◆ **WORK INSTRUCTIONS**: When the string "Photoshop" is part of a line below, that line should be copied.

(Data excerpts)
====

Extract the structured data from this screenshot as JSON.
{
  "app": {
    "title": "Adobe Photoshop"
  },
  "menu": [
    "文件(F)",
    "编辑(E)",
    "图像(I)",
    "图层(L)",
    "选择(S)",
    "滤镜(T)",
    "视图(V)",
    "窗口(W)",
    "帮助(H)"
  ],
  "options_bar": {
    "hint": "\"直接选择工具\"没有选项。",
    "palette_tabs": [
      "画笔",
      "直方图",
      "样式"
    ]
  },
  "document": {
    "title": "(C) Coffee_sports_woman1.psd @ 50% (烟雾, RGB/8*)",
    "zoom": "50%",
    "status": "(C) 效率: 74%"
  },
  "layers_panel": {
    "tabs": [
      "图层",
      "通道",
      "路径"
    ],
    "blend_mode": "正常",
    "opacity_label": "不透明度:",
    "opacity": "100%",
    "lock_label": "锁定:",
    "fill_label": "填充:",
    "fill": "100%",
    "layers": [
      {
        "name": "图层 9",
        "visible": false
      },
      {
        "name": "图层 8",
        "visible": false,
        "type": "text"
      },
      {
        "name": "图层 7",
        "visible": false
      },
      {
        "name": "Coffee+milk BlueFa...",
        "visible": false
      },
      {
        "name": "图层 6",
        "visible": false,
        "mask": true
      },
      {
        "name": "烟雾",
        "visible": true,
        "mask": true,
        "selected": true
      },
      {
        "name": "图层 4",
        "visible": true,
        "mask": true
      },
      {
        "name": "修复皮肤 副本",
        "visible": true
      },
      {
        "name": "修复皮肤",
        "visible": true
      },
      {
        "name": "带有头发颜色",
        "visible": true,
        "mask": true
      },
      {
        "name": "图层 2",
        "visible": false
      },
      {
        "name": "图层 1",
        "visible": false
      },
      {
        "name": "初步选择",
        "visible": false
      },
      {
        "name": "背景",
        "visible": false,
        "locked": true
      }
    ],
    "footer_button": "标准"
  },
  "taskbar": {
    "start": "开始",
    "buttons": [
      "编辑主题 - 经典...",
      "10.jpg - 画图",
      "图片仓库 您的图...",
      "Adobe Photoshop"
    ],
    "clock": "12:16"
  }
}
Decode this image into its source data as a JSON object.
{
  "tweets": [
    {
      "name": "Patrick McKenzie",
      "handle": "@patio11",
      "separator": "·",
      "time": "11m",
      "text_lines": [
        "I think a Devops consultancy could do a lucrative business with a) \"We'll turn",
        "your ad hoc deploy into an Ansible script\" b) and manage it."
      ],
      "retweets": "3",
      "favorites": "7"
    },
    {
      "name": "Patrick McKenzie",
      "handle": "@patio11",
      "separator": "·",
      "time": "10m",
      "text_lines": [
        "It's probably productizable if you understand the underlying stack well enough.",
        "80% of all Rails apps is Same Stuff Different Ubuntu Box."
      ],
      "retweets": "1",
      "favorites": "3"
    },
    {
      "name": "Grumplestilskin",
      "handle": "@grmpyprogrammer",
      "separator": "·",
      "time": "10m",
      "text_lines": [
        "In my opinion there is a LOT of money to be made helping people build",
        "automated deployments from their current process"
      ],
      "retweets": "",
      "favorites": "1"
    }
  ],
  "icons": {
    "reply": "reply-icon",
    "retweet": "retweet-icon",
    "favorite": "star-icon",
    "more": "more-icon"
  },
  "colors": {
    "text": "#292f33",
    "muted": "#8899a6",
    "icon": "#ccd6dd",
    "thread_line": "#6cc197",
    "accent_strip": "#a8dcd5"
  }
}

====

◆ **ANSWER SECTION**:
    "title": "Adobe Photoshop"
      "Adobe Photoshop"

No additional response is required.